Screening: The Quiet Earth

VA-114 Cinema (Fine Arts (VA) building of Concordia University)

(1985, New Zealand, 91 min., 35mm) Geoff Murphy Unlike Australia’s loud and violent Mad Max (1979), New Zealand’s The Quiet Earth approaches the end of the world in a very different way. Without biker gangs, zombies, marauders, vigilantes or secret societies of survivors, the silent planet comes to its end with a creepy and terrifying peacefulness. The film takes an engaging and pensive journey through the psychological ramifications of being truly, not metaphorically, alone in this world. In spite of some thrilling moments, this is hardly an action film. Zac Hobson (superbly portrayed by Bruno Lawrence) wakes up late for work because his alarm clock didn’t go off. He calls his office but no one answers, and outside of his window, there’s no traffic whatsoever. Slowly, Zac realizes something is a little bit “off” about this day, something he can’t quite put his finger on. Could it be that every other human being has vanished without a trace leaving him as the last survivor? He finds himself at first desperately trying to find another living human being in an abandoned city-scape. He uses radio announcements and huge signs to let any prospective rescuer know where to find him. But as time goes on, two things become clear to him. 1. He is most likely the last man on Earth and 2. He may well have been part of the cause of this apocalypse. Which brings us to 3. He is quickly going quite insane. What follows is both fascinating and frightening as our only character goes from shock to denial to anger to megalomania to blasphemy to cross-dressing to violence to the edge of suicide to acceptance. But the questions begin to really fly when he discovers bodies out there, some that haven’t been dead for long. Zac spends so much screen time as the only character (which is a testament to the quality of this never-dull film) that the audience is just as shocked as he is when he encounters… No. We won’t reveal what he encounters. You’ll just have to leave the solitary confinement of your couch to join a group of fellow human beings in a movie theatre on a Sunday night in May. The Quiet Earth is a great and unique film, which looks and sounds excellent on 35mm in stereo. However, because the film is so great, it deserves an accompanying short that is an equally unique labour of love that will stay with you for a long time. Witness the FUTUROPOLIS, a space flick from 1984 inspired by Star Wars and Flash Gordon made on a shoestring budget by Phil Trumbo with a small team of dedicated movie geeks putting in lots of meticulous hard work on weekends and spare nights over several years. It incorporates a dizzy variety animated styles, live action effects and quirky ideas for jaw-dropping impact. Like our main feature, there are very few films like it. Being screened for you is one of only two 16mm prints that exist anywhere on earth. Billets / Tickets: 8$, 6$ (Étudiants / Students, 65+), sur place seulement, argent comptant / At the doors, cash only

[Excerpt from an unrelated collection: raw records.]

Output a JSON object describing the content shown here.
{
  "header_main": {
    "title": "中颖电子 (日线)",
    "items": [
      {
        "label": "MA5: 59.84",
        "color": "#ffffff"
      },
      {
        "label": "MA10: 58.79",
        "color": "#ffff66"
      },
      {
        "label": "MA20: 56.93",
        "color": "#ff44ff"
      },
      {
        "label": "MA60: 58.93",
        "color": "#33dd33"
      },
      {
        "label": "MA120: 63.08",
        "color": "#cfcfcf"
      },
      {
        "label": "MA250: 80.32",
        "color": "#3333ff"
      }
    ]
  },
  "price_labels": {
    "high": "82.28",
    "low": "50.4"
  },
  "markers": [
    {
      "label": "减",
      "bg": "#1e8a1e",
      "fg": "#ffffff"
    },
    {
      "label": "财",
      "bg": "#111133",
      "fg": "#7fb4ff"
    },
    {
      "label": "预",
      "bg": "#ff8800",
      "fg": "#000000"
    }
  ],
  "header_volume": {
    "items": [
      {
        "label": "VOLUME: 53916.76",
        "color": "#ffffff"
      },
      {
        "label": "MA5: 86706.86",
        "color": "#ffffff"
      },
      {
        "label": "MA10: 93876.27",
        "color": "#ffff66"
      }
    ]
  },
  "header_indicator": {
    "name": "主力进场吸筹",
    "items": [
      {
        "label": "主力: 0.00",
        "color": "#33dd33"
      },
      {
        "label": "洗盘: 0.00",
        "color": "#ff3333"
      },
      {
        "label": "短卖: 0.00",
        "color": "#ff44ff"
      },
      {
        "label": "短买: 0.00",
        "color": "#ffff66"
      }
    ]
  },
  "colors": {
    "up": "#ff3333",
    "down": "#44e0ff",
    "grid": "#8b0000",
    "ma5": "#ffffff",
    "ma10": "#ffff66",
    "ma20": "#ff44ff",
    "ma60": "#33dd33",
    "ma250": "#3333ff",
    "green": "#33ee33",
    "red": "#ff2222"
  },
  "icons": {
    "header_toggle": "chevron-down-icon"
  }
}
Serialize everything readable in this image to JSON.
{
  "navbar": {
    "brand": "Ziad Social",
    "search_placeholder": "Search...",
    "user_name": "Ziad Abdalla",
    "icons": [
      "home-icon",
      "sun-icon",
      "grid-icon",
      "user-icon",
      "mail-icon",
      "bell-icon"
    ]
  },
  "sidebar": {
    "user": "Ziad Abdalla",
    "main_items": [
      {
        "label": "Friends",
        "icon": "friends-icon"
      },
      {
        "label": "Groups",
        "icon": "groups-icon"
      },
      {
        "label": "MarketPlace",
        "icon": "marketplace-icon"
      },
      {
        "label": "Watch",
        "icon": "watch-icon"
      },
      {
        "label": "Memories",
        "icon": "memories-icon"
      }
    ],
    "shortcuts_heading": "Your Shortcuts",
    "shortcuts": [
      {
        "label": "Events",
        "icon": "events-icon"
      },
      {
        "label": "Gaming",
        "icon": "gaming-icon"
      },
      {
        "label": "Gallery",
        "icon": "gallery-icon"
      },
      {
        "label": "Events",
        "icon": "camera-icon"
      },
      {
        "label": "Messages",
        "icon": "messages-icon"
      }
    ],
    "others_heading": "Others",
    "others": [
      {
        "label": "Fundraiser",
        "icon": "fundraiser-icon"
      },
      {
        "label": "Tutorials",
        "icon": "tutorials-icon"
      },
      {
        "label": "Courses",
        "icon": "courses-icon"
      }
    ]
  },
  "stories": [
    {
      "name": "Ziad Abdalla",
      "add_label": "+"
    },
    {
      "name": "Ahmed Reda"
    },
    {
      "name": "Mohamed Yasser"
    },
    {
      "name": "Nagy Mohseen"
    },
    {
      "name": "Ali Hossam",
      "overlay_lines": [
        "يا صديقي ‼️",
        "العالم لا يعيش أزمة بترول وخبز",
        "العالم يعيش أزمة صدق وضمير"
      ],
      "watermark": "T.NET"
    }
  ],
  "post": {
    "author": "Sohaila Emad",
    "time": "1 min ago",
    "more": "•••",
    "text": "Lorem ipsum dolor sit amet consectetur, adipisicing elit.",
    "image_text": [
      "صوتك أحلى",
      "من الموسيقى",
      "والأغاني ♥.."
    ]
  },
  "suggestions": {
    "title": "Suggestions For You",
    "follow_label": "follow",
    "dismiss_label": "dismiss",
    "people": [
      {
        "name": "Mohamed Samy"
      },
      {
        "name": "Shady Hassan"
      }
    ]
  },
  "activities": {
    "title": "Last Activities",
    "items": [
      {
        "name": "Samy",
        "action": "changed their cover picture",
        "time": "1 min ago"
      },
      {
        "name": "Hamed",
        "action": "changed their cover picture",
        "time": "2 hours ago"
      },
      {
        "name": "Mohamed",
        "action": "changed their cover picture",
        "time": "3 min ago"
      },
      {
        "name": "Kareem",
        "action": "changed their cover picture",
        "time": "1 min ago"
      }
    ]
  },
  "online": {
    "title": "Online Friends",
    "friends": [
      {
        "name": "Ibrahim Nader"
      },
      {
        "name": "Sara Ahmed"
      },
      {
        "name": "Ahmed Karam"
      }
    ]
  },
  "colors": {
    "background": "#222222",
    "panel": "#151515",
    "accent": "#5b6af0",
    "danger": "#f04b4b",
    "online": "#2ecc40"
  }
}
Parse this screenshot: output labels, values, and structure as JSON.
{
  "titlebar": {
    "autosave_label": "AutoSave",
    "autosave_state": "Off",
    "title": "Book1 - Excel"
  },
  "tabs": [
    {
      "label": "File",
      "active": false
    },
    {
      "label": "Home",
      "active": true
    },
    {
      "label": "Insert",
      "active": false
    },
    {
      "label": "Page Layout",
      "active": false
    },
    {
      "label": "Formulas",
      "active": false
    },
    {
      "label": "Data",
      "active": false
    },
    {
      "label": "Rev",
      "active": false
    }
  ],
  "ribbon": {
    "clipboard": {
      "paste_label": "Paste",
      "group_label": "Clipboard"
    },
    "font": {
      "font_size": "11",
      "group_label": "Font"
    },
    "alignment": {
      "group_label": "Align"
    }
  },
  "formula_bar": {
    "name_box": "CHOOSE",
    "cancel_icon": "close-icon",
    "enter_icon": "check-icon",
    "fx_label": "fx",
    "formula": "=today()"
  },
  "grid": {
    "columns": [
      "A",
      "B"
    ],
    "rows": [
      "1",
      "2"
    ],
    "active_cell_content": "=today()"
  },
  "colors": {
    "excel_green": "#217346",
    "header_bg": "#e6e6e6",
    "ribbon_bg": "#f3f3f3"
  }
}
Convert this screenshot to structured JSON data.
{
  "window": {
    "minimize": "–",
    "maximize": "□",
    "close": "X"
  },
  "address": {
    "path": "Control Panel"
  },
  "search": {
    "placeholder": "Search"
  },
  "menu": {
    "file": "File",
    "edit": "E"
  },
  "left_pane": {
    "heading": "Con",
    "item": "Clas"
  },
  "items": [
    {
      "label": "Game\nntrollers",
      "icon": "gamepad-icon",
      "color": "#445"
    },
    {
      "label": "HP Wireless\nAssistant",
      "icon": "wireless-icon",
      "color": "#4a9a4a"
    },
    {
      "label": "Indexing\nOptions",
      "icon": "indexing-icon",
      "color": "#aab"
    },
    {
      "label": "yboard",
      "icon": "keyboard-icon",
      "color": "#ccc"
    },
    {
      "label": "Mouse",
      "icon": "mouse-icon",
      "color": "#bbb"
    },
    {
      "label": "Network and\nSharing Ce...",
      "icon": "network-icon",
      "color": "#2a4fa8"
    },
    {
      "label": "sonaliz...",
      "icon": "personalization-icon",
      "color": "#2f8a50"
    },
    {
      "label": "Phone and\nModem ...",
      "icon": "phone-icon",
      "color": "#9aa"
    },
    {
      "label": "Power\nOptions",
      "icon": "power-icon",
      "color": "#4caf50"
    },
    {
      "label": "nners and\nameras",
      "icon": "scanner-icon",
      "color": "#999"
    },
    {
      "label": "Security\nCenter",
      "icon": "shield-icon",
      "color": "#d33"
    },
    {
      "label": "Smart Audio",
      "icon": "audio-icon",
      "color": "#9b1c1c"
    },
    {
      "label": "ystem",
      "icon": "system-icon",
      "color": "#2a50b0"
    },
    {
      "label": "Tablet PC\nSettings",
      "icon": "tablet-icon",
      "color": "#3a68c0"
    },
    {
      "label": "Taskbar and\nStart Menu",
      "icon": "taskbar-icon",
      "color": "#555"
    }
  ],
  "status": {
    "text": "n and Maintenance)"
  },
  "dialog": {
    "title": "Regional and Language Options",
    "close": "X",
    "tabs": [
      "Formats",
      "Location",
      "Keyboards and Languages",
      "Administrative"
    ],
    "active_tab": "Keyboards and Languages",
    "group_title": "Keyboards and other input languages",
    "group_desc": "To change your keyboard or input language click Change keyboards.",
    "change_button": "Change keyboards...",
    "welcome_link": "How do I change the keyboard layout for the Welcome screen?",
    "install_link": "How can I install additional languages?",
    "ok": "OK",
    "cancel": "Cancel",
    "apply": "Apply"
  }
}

Past events (122)

Screening: Alien

Cinema J.A.de Seve - Concordia U.

Photos (159)